What to expect from Bulgaria's EU presidency?

Corruption, organised crime, lack of foreign investment and digital skills make Bulgaria an unlikely standard bearer for the EU during its presidency. But perhaps Sofia can pull it off.

Exclusive

Aid agencies clam up in Congo sex-for-work scandal

The European Commission has 25 documents, including emails, in its possession that contains "information about potential crimes" involving aid agency staff in the Democratic Republic of the Congo. EUobserver received a partial disclosure of the documents.

Opinion

Ukraine — what's been destroyed so far, and who pays?

More than 50 percent of Ukraine's energy infrastructure, large parts of its transport network and industrial capacity, around 150,000 residential buildings damaged or destroyed. The bill is between €378bn to €919bn.

Latest News

  1. EU to press South Korea on arming Ukraine
  2. Aid agencies clam up in Congo sex-for-work scandal
  3. Ukraine — what's been destroyed so far, and who pays?
  4. EU sending anti-coup mission to Moldova in May
  5. Firms will have to reveal and close gender pay-gap
  6. Why do 83% of Albanians want to leave Albania?
  7. Police violence in rural French water demos sparks protests
  8. Work insecurity: the high cost of ultra-fast grocery deliveries

Stakeholders' Highlights

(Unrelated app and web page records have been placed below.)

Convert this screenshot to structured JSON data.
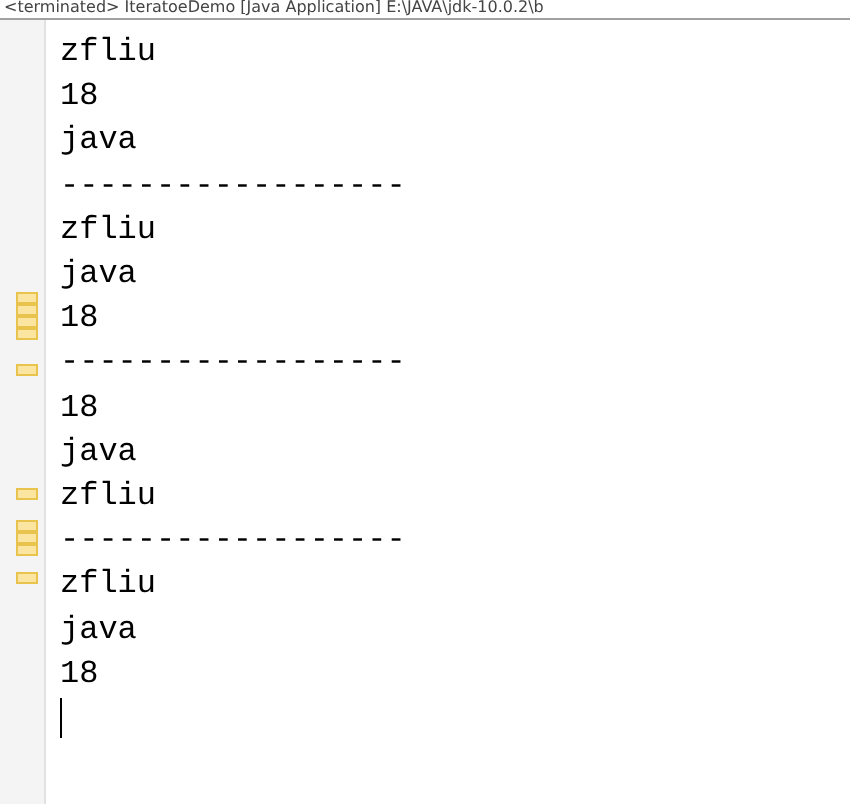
{
  "console": {
    "title": "<terminated> IteratoeDemo [Java Application] E:\\JAVA\\jdk-10.0.2\\b",
    "lines": [
      "zfliu",
      "18",
      "java",
      "------------------",
      "zfliu",
      "java",
      "18",
      "------------------",
      "18",
      "java",
      "zfliu",
      "------------------",
      "zfliu",
      "java",
      "18"
    ]
  }
}
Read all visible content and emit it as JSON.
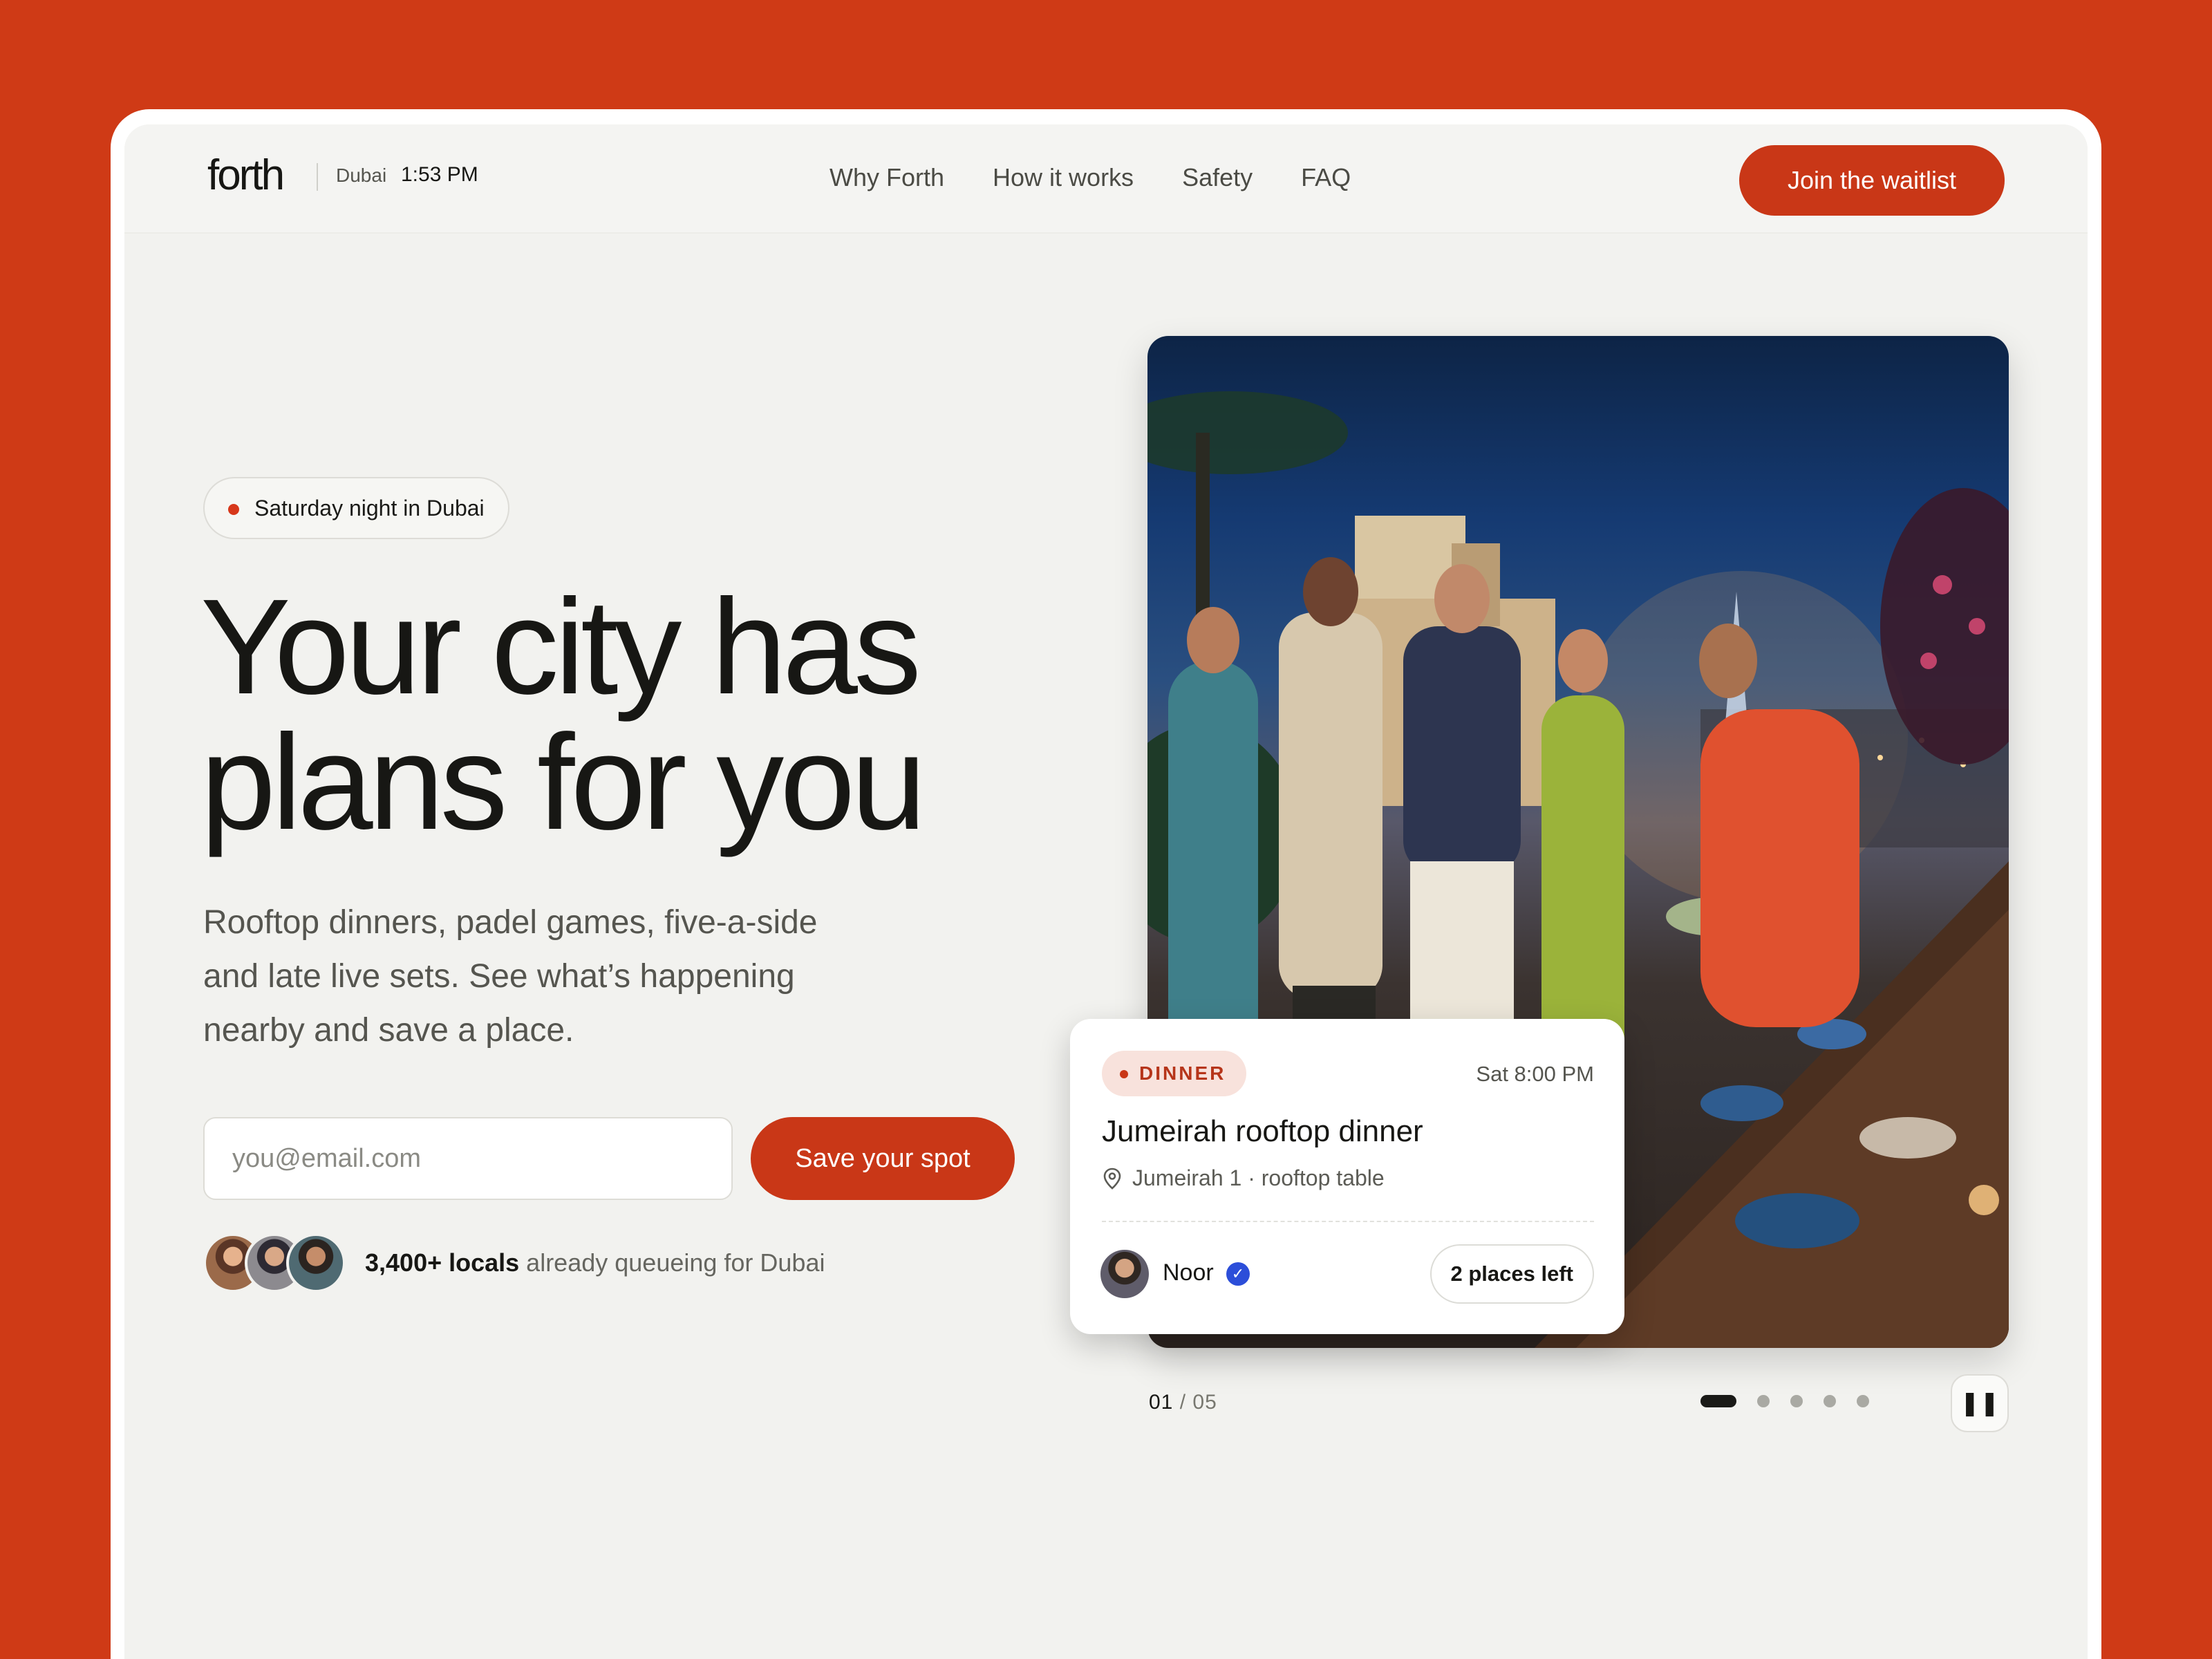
{
  "brand": {
    "logo": "forth",
    "city": "Dubai",
    "time": "1:53 PM"
  },
  "nav": {
    "items": [
      {
        "label": "Why Forth"
      },
      {
        "label": "How it works"
      },
      {
        "label": "Safety"
      },
      {
        "label": "FAQ"
      }
    ],
    "cta": "Join the waitlist"
  },
  "hero": {
    "pill": "Saturday night in Dubai",
    "headline_line1": "Your city has",
    "headline_line2": "plans for you",
    "subtitle": "Rooftop dinners, padel games, five-a-side and late live sets. See what’s happening nearby and save a place.",
    "email_placeholder": "you@email.com",
    "email_value": "",
    "save_button": "Save your spot",
    "locals_count": "3,400+ locals",
    "locals_text": " already queueing for Dubai"
  },
  "event_card": {
    "category": "DINNER",
    "time": "Sat 8:00 PM",
    "title": "Jumeirah rooftop dinner",
    "location": "Jumeirah 1 · rooftop table",
    "host": "Noor",
    "host_verified_icon": "check-badge-icon",
    "places": "2 places left"
  },
  "pager": {
    "current": "01",
    "total": "/ 05",
    "slides": 5,
    "active_index": 0
  },
  "colors": {
    "background": "#cf3a16",
    "accent": "#c93717",
    "page": "#f2f2ef",
    "verified": "#2c4ed9"
  }
}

  1. EFBWWEFBWW calls for the EC to stop exploitation in subcontracting chains
  2. InformaConnecting Expert Industry-Leaders, Top Suppliers, and Inquiring Buyers all in one space - visit Battery Show Europe.
  3. EFBWWEFBWW and FIEC do not agree to any exemptions to mandatory prior notifications in construction
  4. Nordic Council of MinistersNordic and Baltic ways to prevent gender-based violence
  5. Nordic Council of MinistersCSW67: Economic gender equality now! Nordic ways to close the pension gap
  6. Nordic Council of MinistersCSW67: Pushing back the push-back - Nordic solutions to online gender-based violence

Join EUobserver

Support quality EU news

Join us